#gamedev #random #library #map #procedural

bin+lib morkovmap

A data-driven, Markov Chain-based tilemap generator library and app

4 releases (breaking)

0.4.0 May 4, 2023
0.3.0 Apr 26, 2023
0.2.0 Apr 15, 2023
0.1.0 Apr 1, 2023

#622 in Game dev


1.5K SLoC

Morkov Maptiler

Data-driven procedural map generation


Example map

Derelict space stations:

Space map

...and more!


Morkov Maptiler is available both as an app and as a Rust library.



Simply run the executable (morkovmap.exe on Windows)


You will need a Rust compiler installed.

  1. Download and install a Rust compiler (if you don't have one)
  2. Download the source code of this project
  3. Open your terminal in the root directory of the project (you should be able to see this README and a src/ at minimum.
  4. In your terminal, run cargo run -r .
  5. You should now see the code compiling and running.

In both cases, you should now see a new file, map.png, getting created in the same directory as the executable.


The map generator rules can be edited in a file called rules.json in the working directory from which you run the app.

If you do not see this file, it will be autogenerated for you after the first run with a default preset.

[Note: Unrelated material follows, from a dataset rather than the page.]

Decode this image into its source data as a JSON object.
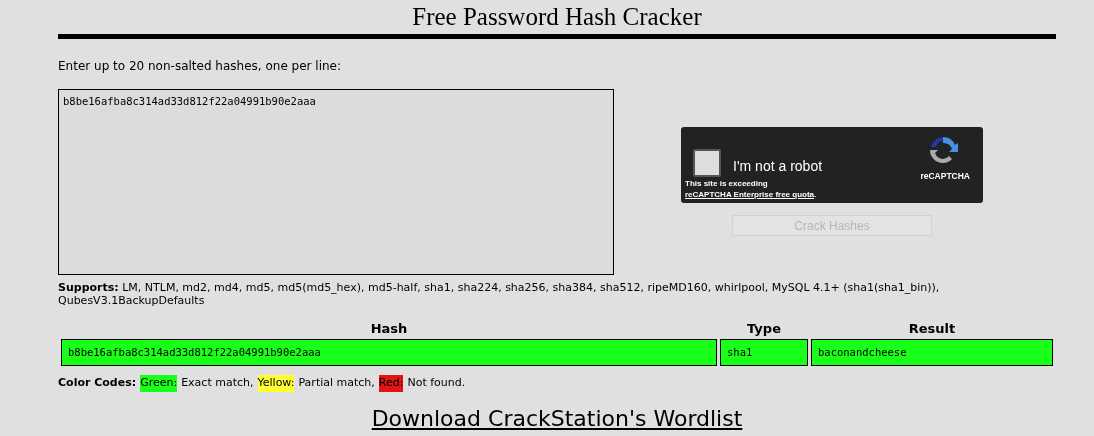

Alternatively, you could copy and edit one of the ruleset files in the examples/ directory and save it as rules.json.

As of right now, the config contains three main sections:

  1. Layout rules
  2. Coloring rules
  3. Map size

Layout Rules

Layout rules are a map of relative weights; for instance:

    "1": {"1": 1.0, "2": 3.0}, 
    "2": {"1": 3.0, "2": 1.0}

Indicates that the tile type 1 is thrice as likely to transition to a neighbor of type 2 than to another type 1.

Likewise, a tile of type 2 is thrice as likely to transition to a neighbor of type 1 than to a fellow 2.

This type of rule is likely to provide a slight 'banding' effect with 1s and 2s roughly interlaced with each other.

Coloring Rules

Is that a bit too abstract for you?

Well, that's because the types don't represent anything just yet, and this is where the Coloring Rules come in.

These are a mapping of the types (same as in Layout) to RGB colors for visualization.

For example,

"1": {
  "Rgb": [
"2": {
  "Rgb": [

Indicates that type 1 tiles are green (e.g. grass) and type 2 tiles are blue (e.g. water).

Note that this visualization convention does not have any 'meaning' attached; we could easily flip the color scheme and the layout would remain the same.

Currently, the only visualization engine colors each tile with a full pixel - in the future, this will be extended.

For that matter, a single map pixel does not need to correspond to a single 'physical' tile!

You can use this as a library to generate 'biomes' and expand each generated tile into hundreds or thousands of sub-tiles across!

How you fill the biome then is up to you - you could even use the library recursively, populating biomes with tiles using a different ruleset for each biome.

Map Size

This should be fairly self-explanatory. Size of the map, as defined by the edge length (it's a square).

For example, 100 results in a 100x100 px map.

Keep in mind that the processing time scales with the number of tiles (linearly) and the number of tiles grows with the map size (quadratically for 2D maps), so if you increase the map size from 100px to 200px, you should expect that it will take 4x slower to complete.

Having said that, the current, under-optimized generator can easily handle up to a million tiles (1000x1000) per run using <700 MB RAM.

Things start to get hairy beyond that point, and trying to generate such huge maps in one go is fundamentally inefficient - we are storing map data that is no longer relevant for our purposes.

This doesn't mean it's impossible - but a better approach is to generate smaller maps and stitch their edges together, which is something this algorithm is REALLY good at.


~86K SLoC